Children’s Barred List
Vulnerable Adult’s List

In accordance with statutory requirements, the home will not recruit any individual who is listed on the children’s barred list or vulnerable adult’s list.

Each staff member will receive training in Awareness of Vulnerable Adult Abuse, and the measures to be taken if abuse is suspected.

Action to be taken in the event of alleged/suspected Abuse

The Matron is designated as the key contact person within the home with direct responsibility for investigating any alleged or suspected incidences of abuse. Any staff member with concerns regarding possible abuse of a vulnerable adult will report the matter directly to the Matron. Where it is suspected that such abuse may be caused by another staff member then reporting the matter will be done in accordance with the Whistle Blowing policy.

Reporting such matters will take into account the balance which needs to be maintained for the confidentiality of the resident’s affairs and the duty of care to report suspected abuse.

The manager will assess the allegations /suspicions and decide upon appropriate action to be taken. If the incident is considered to be very minor then the Matron can deal with the situation directly. If the incident is of a more serious nature the Matron will contact the local office of the Registration Authority and if necessary the Police, according to individual circumstances.

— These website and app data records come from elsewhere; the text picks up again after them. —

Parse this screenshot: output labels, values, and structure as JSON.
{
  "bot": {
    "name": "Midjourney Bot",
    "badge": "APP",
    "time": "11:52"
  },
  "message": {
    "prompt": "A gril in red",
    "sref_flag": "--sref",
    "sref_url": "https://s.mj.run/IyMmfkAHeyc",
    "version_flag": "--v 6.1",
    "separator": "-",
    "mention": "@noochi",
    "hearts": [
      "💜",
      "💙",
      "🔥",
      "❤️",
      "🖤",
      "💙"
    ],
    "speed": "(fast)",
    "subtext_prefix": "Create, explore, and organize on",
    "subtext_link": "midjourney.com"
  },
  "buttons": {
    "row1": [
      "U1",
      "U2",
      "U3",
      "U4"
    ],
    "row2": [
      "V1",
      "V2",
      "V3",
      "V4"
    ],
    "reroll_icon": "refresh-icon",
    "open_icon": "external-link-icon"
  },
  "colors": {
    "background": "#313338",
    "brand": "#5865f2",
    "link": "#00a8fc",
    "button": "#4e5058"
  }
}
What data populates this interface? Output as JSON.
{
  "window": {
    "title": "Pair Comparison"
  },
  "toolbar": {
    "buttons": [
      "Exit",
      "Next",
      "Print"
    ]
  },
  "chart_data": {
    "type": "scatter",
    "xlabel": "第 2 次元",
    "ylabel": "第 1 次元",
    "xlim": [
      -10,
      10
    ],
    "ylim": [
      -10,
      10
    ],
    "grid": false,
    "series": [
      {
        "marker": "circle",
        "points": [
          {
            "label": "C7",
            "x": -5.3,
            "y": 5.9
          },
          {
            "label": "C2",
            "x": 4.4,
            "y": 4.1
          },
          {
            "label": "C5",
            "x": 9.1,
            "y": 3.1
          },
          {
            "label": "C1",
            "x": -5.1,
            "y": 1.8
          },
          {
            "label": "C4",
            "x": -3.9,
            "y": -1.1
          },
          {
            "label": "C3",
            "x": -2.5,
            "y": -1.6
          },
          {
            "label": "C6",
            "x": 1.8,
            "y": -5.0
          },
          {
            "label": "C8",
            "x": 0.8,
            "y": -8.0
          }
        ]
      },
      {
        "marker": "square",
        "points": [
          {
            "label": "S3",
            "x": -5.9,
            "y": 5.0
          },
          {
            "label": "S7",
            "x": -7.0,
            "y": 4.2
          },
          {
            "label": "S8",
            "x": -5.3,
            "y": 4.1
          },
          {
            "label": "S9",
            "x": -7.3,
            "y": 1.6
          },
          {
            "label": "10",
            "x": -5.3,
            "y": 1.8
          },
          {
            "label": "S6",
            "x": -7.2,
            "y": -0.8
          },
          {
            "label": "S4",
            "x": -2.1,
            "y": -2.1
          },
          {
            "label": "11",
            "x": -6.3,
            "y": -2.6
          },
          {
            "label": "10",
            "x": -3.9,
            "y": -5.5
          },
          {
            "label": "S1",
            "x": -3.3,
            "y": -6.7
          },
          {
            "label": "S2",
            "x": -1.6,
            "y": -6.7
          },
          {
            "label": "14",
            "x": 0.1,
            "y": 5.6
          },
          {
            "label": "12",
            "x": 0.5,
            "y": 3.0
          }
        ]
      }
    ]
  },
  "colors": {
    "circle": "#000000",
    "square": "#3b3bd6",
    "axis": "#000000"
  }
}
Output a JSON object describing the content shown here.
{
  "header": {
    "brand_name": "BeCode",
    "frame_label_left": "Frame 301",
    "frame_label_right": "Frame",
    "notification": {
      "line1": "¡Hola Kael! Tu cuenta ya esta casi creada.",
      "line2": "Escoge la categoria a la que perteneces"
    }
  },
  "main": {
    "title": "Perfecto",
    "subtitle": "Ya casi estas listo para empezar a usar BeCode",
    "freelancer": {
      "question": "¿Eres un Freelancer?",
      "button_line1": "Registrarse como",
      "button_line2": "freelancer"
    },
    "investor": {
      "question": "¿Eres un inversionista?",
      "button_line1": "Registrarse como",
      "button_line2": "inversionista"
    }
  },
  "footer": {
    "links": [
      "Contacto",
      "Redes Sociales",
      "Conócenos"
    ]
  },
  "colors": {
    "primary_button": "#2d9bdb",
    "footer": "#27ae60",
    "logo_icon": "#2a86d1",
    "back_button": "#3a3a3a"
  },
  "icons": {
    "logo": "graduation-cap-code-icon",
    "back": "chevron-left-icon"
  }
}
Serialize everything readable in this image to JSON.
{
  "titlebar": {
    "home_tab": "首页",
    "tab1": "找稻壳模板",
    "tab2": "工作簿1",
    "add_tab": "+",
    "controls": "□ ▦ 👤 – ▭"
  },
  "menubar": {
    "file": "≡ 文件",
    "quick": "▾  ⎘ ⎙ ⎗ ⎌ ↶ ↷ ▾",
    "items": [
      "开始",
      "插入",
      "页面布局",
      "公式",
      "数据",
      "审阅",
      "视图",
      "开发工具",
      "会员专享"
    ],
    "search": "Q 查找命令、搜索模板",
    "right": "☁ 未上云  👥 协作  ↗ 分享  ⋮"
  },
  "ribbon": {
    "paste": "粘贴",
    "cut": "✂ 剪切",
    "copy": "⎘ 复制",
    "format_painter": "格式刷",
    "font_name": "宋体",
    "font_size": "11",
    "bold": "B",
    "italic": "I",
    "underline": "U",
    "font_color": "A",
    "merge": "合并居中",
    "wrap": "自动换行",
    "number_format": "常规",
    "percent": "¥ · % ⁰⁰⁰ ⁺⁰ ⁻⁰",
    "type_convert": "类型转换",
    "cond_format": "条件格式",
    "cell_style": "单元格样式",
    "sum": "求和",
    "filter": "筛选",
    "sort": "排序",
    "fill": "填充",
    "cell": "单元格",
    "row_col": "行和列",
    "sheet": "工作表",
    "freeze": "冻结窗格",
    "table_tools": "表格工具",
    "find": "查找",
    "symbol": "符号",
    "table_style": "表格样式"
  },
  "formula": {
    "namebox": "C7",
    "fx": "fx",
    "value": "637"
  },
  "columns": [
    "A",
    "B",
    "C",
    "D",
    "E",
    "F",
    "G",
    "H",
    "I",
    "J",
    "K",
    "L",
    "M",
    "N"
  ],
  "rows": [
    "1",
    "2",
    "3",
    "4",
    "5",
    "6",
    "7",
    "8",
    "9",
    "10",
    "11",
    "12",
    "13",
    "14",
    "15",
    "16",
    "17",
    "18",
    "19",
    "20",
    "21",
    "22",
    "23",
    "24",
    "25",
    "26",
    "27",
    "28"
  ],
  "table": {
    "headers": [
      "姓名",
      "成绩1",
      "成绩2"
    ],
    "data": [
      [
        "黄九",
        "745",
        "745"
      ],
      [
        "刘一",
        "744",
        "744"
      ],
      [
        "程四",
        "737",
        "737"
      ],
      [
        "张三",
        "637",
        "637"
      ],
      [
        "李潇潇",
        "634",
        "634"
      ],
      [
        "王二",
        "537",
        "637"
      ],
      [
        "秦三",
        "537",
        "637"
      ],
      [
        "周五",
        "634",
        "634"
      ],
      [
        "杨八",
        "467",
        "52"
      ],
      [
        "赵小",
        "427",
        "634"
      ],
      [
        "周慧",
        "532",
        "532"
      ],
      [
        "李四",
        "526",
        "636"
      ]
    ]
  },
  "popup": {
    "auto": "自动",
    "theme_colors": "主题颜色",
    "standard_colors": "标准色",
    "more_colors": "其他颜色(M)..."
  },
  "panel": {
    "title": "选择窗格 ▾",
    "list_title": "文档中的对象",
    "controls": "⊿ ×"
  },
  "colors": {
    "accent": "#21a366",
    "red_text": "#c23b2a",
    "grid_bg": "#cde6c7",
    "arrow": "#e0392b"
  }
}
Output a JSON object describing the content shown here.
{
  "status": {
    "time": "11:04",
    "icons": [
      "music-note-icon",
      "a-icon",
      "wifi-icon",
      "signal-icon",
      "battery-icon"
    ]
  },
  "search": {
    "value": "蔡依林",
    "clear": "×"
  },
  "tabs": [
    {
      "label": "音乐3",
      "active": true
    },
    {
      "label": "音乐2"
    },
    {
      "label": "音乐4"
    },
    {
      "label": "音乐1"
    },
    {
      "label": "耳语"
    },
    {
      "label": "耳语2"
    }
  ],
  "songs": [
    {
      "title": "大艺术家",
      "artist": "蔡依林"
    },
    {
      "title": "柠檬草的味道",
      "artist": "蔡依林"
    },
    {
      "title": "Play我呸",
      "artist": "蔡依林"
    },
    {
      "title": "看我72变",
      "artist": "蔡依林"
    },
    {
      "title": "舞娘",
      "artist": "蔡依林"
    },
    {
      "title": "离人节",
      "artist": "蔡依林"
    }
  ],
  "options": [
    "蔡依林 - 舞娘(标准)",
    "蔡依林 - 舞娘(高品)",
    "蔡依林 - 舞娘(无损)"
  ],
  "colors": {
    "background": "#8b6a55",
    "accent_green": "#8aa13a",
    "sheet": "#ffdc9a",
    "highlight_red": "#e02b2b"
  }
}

In all cases, the Matron is responsible for maintaining complete case records of the suspicions raised, or allegations made, including dates, times and persons involved, and action taken. This action may be two types:
Corrective Action – action to be taken against perpetrators involved in confirmed incidents of abuse, and the discreet and sensitive handling of the abused person.
Preventive Action – strategies to be implemented with the objective of halting further abuse. Where such cases have involved the Home’s staff, with resulting disciplinary measures taken, this will trigger a robust review of current practices and procedures to determine what additional protective measures if any, need to be incorporated into the management systems.